1Password has official support for fingerprint readers in Linux, however it doesn’t work and I am working with them to find out why.
Update: The framework team made a new fingerprint guide and at the bottom is a command you must run to enable the fingerprint reader for these other tasks. NOW it works with 1Password!
I have a project running in a VS Code dev container. I noticed that a local app started hanging, loads forever in the browser through the forwarded port.
This seems to happen after leaving the lid closed for a while and then coming back.

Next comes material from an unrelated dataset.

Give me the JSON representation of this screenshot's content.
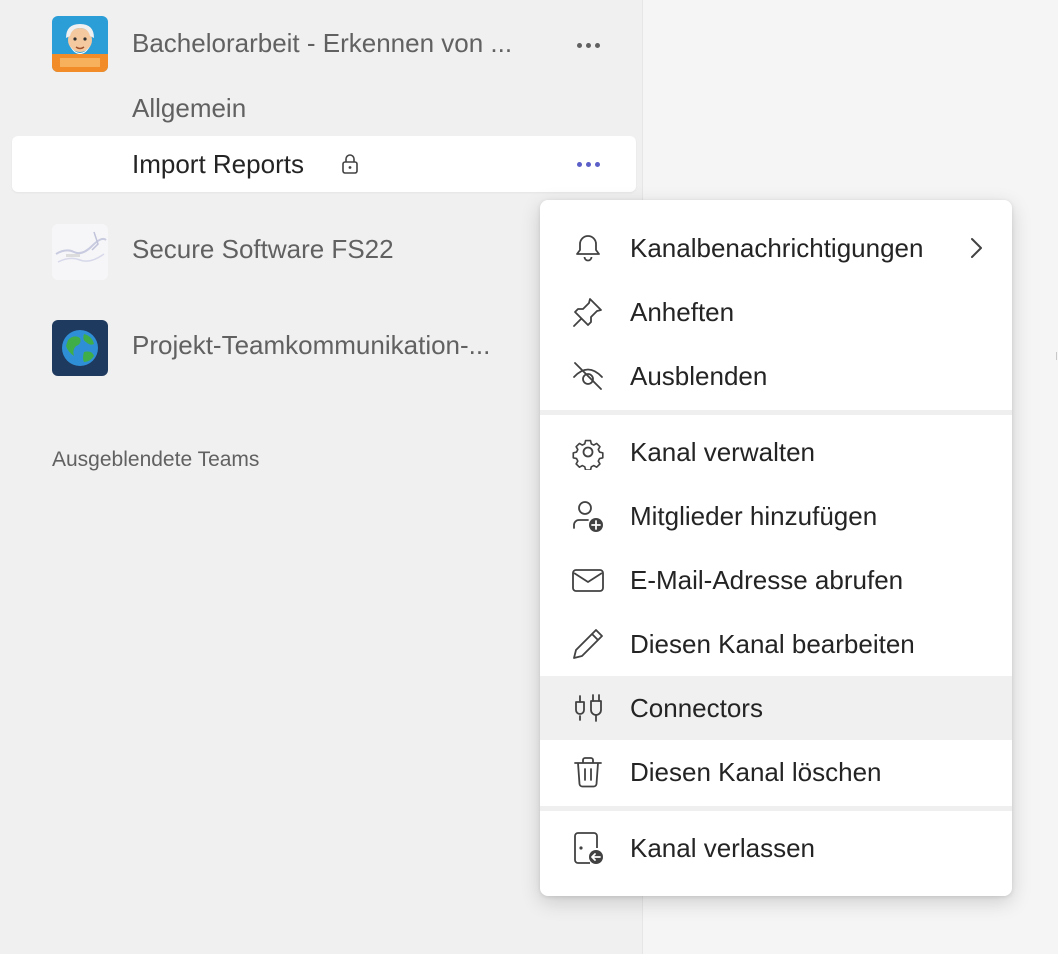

Simply re-opening the dev container seems to solve it, and the http requests go through again.
A known problem in the current kernel, sometimes the system freezes for 1-15s at a time, but it seems to be happening less often the longer you have kept the device on since a restart, and a new kernel is on the way with fixes I hope.
It can run games, but woah, do the fans spin up. I was able to briefly run Rocket League on windows at the native resolution of the display, it quickly dropped to around 30fps with a lot of drops, so you would definitely want to use AMD FSR compatible games, or drop the render resolution to 1080p or lower.
I found a setting in the bios about game mode on the GPU and enabled it. Starting rocket league again, it’s able to nearly lock 60fps at the screen’s native resolution.
I also went and connected it via hdmi while on battery to a 1080p display, and it runs games great at this resolution, the fans aren’t even that loud!
Overall performance seems on par with Apple Silicon. I only have an M1 machine to compare, but the fan stays off most of the time, if I do an intense compile or package installation, it barely spins up. In games at high resolution, it is full blast though.
The first night as I am writing this, I did some coding work, had it on performance mode, had it sitting with the lid closed during the day, and started out with a 90% charge limit that I set in the BIOS.
I closed the lid at 16% and in the morning I opened it at….
8% (after around 10 hours)
Not bad! I think this is close to Mac level but not quite all the way there.
Definitely solid enough that you can leave the laptop unplugged and closed during the day between breaks and other things and it is going to save most of the power!
You need to make sure certain ports are not in the rear slots for sleep to work well.
As for usage when it’s on:
Running on ubuntu power saver, it does last longer, but I’ll give you an example of how much performance is being lost.
I ran a yarn install (packages for an app)
It took 45s on power saver, and the battery estimates were closer to 10 hours at full.
Put it back on performance, ran this again,
15s to run this command.
Which is the speed I was hoping to get out of a 10 hour battery life, but it is estimating about half that on performance with my workload.
I feel for people running performance stuff on the older frameworks with the smaller battery!
Posted another updated here about how good it has been since dealing with all these things:
I actually like the device, I promise. It just has a lot of issues, some of them are to be expected, but also there’s a bit more than I was expecting, considering how long the wait for this was, and how some small things like a fingerprint light can’t be turned off.
The repair-ability and durability feel amazing though. You can’t understand just how solid it is until you hold it, and just how easy it is to take it apart to clean or upgrade things.
It’s also very light for how modular it is.
I just wish the software support for stuff like trackpad gestures could match the Mac one day, it just kills my wrist and fingers to have to do things in a less efficient way than I am used to doing on a Mac.
One reason I use a Magic Trackpad on the max tracking speed setting, is due to how I can move anywhere on screen, swipe back and forth, with minimal wrist movement.
I have high hopes for Framework’s future and will be using it as a secondary device on side projects for the time being.
I also want to be clear, I love being on the bleeding edge and working through problems, it’s how I learn more stuff even though it can be frustrating at times. I will try to help the framework team by testing stuff fast and often as this system matures.